First Home-Made Edible Herbal Nanodrug Presented to Pharmacies across Iran December 17th, 2014

Announcements

Scientists reveal breakthrough in optical fiber communications December 21st, 2014

Atom-thick CCD could capture images: Rice University scientists develop two-dimensional, light-sensitive material December 20th, 2014

Oregon researchers glimpse pathway of sunlight to electricity: Collaboration with Lund University uses modified UO spectroscopy equipment to study 'maze' of connections in photoactive quantum dots December 19th, 2014

Instant-start computers possible with new breakthrough December 19th, 2014

Alliances/Partnerships/Distributorships

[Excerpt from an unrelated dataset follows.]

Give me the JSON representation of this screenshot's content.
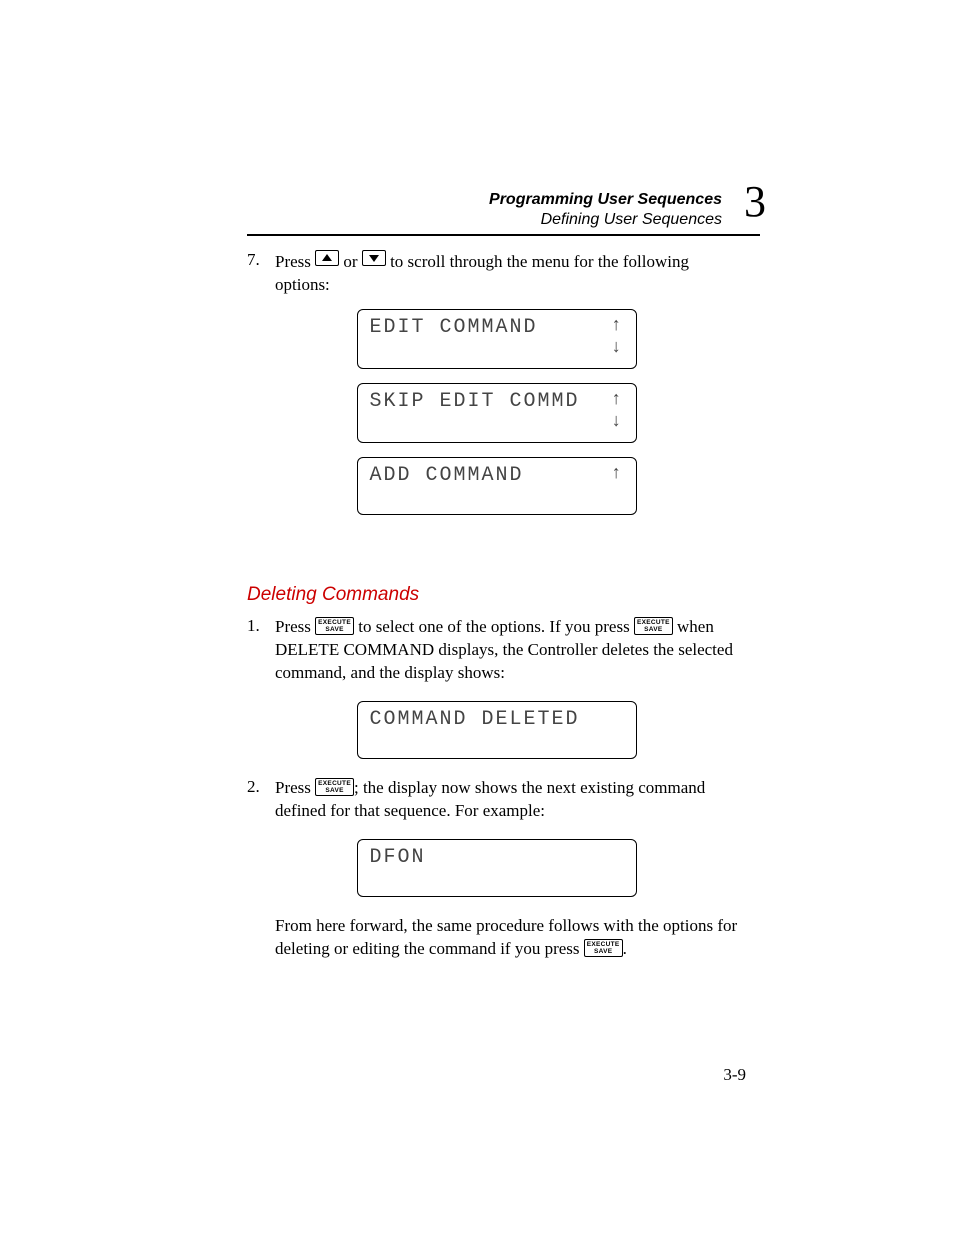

SUNY Poly NanoCollege Faculty Member Selected as American Physical Society Fellow: SUNY Poly Associate Professor of Nanoscience Dr. Vincent LaBella Recognized for Significant Technological Innovations that Enable Interactive Learning December 17th, 2014

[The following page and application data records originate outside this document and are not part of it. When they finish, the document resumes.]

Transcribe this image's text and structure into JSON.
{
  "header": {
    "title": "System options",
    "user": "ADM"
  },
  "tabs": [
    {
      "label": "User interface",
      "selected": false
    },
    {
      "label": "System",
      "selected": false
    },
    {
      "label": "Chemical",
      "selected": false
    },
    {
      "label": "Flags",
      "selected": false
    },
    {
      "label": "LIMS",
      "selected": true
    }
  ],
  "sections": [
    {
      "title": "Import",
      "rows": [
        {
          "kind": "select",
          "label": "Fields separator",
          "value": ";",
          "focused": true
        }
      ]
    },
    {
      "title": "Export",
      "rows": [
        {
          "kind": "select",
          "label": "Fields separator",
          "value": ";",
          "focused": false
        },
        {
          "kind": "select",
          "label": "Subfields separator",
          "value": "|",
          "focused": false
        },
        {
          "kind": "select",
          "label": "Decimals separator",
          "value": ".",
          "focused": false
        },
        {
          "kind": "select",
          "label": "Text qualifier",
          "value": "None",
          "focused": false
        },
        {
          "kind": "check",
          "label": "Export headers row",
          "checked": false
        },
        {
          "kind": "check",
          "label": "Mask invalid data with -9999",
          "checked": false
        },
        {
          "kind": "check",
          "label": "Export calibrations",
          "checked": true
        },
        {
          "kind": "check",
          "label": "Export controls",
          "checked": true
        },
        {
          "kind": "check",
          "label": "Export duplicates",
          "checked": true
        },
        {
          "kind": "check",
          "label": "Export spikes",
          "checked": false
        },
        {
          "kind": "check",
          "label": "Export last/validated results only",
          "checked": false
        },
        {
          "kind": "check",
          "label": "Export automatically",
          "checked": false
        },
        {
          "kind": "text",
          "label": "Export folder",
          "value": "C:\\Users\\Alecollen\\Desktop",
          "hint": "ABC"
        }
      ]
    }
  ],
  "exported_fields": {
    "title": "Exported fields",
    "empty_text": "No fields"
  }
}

New 'electronic skin' for prosthetics, robotics detects pressure from different directions December 10th, 2014

SEMATECH Reports Significant Progress in EUV Resist Outgas Testing: Technologists from SEMATECH and JSR demonstrate outgas test results that further enable EUV lithography for high-volume manufacturing readiness December 3rd, 2014

Toward a low-cost 'artificial leaf' that produces clean hydrogen fuel December 3rd, 2014

Research partnerships

Scientists reveal breakthrough in optical fiber communications December 21st, 2014

Oregon researchers glimpse pathway of sunlight to electricity: Collaboration with Lund University uses modified UO spectroscopy equipment to study 'maze' of connections in photoactive quantum dots December 19th, 2014

Unraveling the light of fireflies December 17th, 2014

Scientists trace nanoparticles from plants to caterpillars: Rice University study examines how nanoparticles behave in food chain December 16th, 2014

NanoNews-Digest
The latest news from around the world, FREE




  Premium Products
NanoNews-Custom
Only the news you want to read!
 Learn More
NanoTech-Transfer
University Technology Transfer & Patents
 Learn More
NanoStrategies
Full-service, expert consulting
 Learn More










ASP
Nanotechnology Now Featured Books




NNN

The Hunger Project







© Copyright 1999-2014 7th Wave, Inc. All Rights Reserved PRIVACY POLICY :: CONTACT US :: STATS :: SITE MAP :: ADVERTISE